Do you spell the word v-e-t around Fido? Does the jingle of car keys elicit a slinking away of your pooch to a safer haven behind the couch? If your dog doesn’t like car travel, you can try to change this. Assess road readiness with a five-minute trip around the block. Slowly increase the amount of time Fido spends in the car, making the destination worthwhile (i.e., a favorite park). Praise “getting there” with a treat upon arrival. Never take a travel-fearful dog on a road trip. Desensitizing and gradually acclimating Fido takes time and patience. A vet or animal behaviorist can help.
5. Ten Items to Pack in the “Doggie” Bag for the Day
Pack a WT-WTCH (What’s The Worst That Could Happen) bag, including a first aid kit, water bottle and bowl, vaccination records, current photo, flotation device (for water travelers), clean up bags, wet wipes and paper towels. Toss in an extra collar and leash in the event either is misplaced. Access to clean, cool water is an all-season must have. Has Fido been in a similar climate to that of your destination? Prevent problems with allergy medication(s), a doggie sweater, tweezers for tick removal and a flashlight for nighttime walks.
6. Products to Make the Journey a Safe One
Show some restraint in getting there (he’ll never ask “are we there yet,” but potty breaks are needed). Never allow your dog to hang its head outside the window of a moving vehicle, as road debris might seriously damage the eyes and sudden stops can be deadly. Travel-ready safety products including harnesses, seatbelts, pet partitions, and booster seats will keep your beloved pup out of harm’s way and prevent interference with driver focus. NEVER leave a pet unattended in a car.
7. Elderly Pets Travel Comfortably Thanks to This Handy Travel Mate
Leave no pet behind, and that means seniors, too! Check with your veterinarian to assess your golden oldie’s travel feasibility and then pack a pet stroller/buggy. These products offer an ingenuous mode of transportation for pups of all ages who simply get “dog tired.” As with car rides, acclimate your dog prior to using it on vacation.
8. The One Call to Make Prior to Traveling That Just Might Save Fido’s Life
Be prepared. While an emergency visit to the vet isn’t on your vacationing “to do” list, inevitably some of us will encounter this situation. Locate the nearest animal emergency clinic prior to leaving for your trip or ask staff upon checking in. Access to this emergency information while vacationing might just save your dog’s life.
9.How and Where to Eat with Fido on Vacation
“Waiter, a doggie bag, please!” Even better, take your dog with you to a dog-friendly eatery or outdoor café. Call ahead or log online to locate eateries which have special Fido-friendly sections in their outdoor patios. Dogs-welcomed policies are kept in place because of responsible owners, so do keep barking and begging to a minimum.
Look around on your next trip, then glance down to that loving companion by your side and pat yourself on the back for a job well done. Traveling with Fido takes a little planning, but be the human your pooch thinks you are and travel with these tips in mind.
What’s your favorite tip for traveling with your dog?

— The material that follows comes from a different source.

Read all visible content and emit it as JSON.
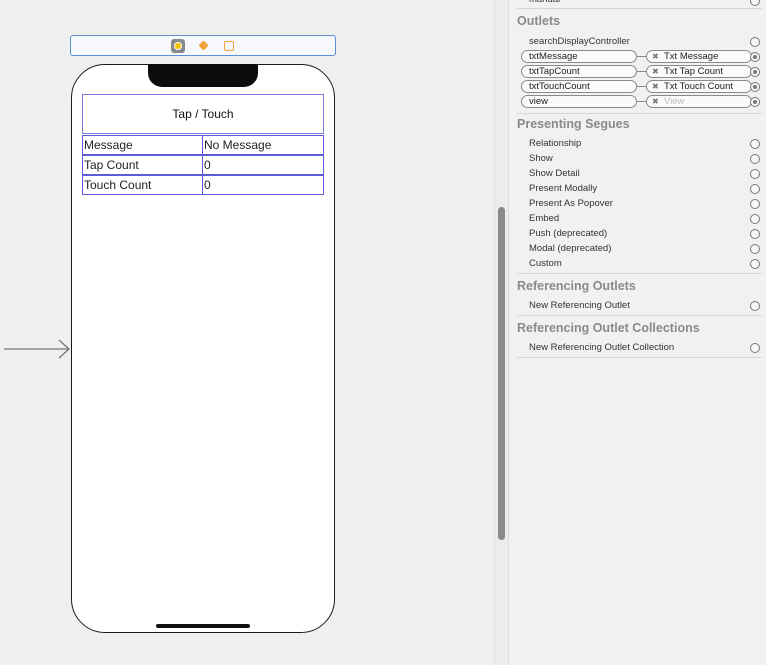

Great tips — especially the idea of updating dog tags based on where you’re going to be!
I would also suggest programming directions to the nearest animal hospital into your GPS (or if you don’t have a GPS, scribble them out on paper and put them in your glove compartment). In the event of an emergency, it’s one less thing you have to think about when you’re already rattled. And always bring extra food — even some popular dog food brands are harder to find in different parts of the country, and if your local store doesn’t carry your pup’s brand and you have to try something new, your dog could end up with an upset stomach.
Additionally, as you noted, many hotels that claim to be dog-friendly charge high pet fees, place restrictions on size/weight/breed, or simply have nothing for your dog to do once you get there. So be sure to check the fine print and research local activities that are dog friendly before heading out. Or better yet, choose a vacation designed FOR dogs, like Canine Camp Getaway of NY, where everything revolves around having fun with Fido!
Agreed on the food, too, Janice. We always pack extra and feeding The Honest Kitchen, we make sure to have it handy.